Due to the higher prevalence in women than men, researchers believe that Lupus may be related to the x chromosomes, as women have two x chromosomes whereas men only have one.

Neither the entire genetic components nor environmental factors of Lupus are fully understood yet.

Types of Lupus

Generally, when people speak about “Lupus” they’re referring to Systemic Lupus Erythematosus (SLE). This is the more severe form of Lupus which can affect any part of the body, including the organs.

The second type is Discoid Lupus Erythematosus, which only affects the skin. Signs of DLE will be seen first in the areas of skin that have been exposed to the sun, which is the main contributing factor for both types.

Symptoms and Signs of Lupus

Lupus may present differently in each person, depending on which type of Lupus you have. Lupus symptoms such as fatigue, rashes, and arthritis have a high prevalence, with other symptoms ranging anywhere from:

  • Extreme fatigue
  • Joint pain
  • Muscle weakness
  • Rashes
  • Hair loss
  • Kidney, heart, or brain damage
  • Fever
  • Chills
  • Weight loss
  • Chest pain
  • Polyarthritis
  • Brittle hair
  • Canker Sores 

Diagnosing Lupus

Lupus can be difficult to diagnose because the symptoms are vast and resemble those of other diseases. On average, it takes several years for a person to receive a lupus diagnosis before they can receive treatment.

There is no single test you can take that can diagnose you. You should speak to your doctor and thoroughly describe your symptoms so that your doctor may decide to perform further testing, such as:

Going over your medical history: In this step, you would go over your medical history with your doctor, sharing any history of disease in the family. 

Conducting a physical exam: Your doctor will check for telltale signs such as rashes, including both Malar rashes, also known as butterfly rashes, of the face, and discoid rashes, small disc-shaped rashes of the head or body.

Performing lab tests: This may include blood tests, urine tests, or biopsies to check for any signs of autoimmune disease and rule out any other conditions commonly confused with Lupus.

Lupus Triggers

Lupus varies in states of activity known as “flares.” When someone is experiencing a lupus flare, their symptoms worsen, causing them to feel ill. A remission then follows, where their symptoms improve again or go away.
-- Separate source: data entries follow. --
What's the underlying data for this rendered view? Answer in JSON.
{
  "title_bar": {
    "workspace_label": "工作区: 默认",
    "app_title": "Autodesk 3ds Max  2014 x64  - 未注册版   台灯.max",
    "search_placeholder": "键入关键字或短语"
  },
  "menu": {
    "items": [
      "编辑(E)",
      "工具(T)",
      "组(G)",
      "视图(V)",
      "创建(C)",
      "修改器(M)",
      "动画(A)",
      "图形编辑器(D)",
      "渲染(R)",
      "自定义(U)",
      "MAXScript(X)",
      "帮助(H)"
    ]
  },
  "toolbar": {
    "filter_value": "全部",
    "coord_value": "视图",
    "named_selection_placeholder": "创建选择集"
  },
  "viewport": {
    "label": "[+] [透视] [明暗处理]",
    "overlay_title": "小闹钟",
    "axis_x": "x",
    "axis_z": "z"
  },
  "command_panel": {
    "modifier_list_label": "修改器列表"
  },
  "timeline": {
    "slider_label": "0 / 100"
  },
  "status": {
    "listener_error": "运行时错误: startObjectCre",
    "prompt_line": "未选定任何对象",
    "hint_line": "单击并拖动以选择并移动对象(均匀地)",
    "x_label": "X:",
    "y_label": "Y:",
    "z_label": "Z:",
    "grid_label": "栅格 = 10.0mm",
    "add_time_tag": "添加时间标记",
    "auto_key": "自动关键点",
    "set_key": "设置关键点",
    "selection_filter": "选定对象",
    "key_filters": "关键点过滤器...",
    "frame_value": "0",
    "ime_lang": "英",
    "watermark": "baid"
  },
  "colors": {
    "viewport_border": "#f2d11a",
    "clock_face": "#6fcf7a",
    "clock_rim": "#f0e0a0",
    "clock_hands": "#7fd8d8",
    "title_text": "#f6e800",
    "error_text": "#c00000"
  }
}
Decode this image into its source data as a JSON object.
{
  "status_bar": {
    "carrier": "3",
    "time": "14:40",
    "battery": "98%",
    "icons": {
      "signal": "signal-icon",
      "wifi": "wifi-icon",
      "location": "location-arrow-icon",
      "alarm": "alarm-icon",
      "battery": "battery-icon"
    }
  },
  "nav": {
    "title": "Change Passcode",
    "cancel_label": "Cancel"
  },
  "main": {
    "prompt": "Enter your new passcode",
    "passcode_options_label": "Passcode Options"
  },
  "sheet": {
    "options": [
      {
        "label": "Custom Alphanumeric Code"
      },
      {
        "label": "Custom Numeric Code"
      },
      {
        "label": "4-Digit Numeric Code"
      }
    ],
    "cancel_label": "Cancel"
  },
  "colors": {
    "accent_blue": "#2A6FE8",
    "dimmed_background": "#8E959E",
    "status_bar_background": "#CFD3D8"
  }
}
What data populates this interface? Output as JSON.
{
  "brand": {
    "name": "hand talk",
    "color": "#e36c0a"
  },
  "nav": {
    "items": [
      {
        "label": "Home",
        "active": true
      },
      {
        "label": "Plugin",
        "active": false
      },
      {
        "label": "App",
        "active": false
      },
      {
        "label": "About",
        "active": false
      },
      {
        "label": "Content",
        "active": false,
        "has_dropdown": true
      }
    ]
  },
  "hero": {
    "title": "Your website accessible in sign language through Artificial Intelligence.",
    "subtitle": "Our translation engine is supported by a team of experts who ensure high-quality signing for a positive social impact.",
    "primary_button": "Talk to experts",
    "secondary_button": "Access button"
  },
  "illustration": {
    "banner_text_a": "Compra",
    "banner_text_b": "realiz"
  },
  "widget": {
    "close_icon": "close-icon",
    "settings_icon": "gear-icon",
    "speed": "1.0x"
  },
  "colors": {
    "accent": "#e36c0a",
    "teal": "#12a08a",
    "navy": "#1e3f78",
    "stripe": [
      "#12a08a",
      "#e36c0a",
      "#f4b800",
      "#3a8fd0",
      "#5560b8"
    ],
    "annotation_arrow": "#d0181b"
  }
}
The severity of these flares can differ from person to person and even differ with each flare-up. Triggers are often associated with anything that has a weakening effect on the immune system and can include:

  • UV rays from sun exposure
  • Viruses or infections
  • Certain medications
  • Emotional or physical stress
  • Pregnancy

Sun exposure is one of the major triggers of Lupus, and around 60 percent of those with lupus experience sun sensitivity. This is because UV light from the sun increases cell death, triggering further symptoms.

So reducing exposure to UV rays is an ideal way to protect yourself against flare-ups. Staying out of the sun or wearing lupus sun protective clothing are effective measures in doing so.

How Do You Treat Lupus?

There is no cure for Lupus, but there are things you can do to manage your symptoms and feel better. The goal of lupus treatments is primarily to prevent flare-ups and reduce symptoms or damage caused by symptoms.

Lupus medication may include non-steroidal anti-inflammatories, more powerful steroids for progressed symptoms, or antimalarial drugs. These can treat symptoms by helping to:

  • Minimize pain and swelling
  • Decrease your chance of having a flare
  • Help fight fatigue
  • Protect your organs from damage
  • Calm your immune system

Lupus has a good prognosis and if you begin treating Lupus early, you can minimize the effects it will have on your health in the long run.

Knowing How to Treat Lupus Is Key

Lupus is a chronic autoimmune disease, which currently, there is no cure for. However, treatment options can help reduce the number of flares you may experience and manage your symptoms.

Did reading this article about Lupus help answer any of your questions, like “How do you treat Lupus?” Then, be sure to check out the other articles in the Health section of our blog for more handy tips and resources!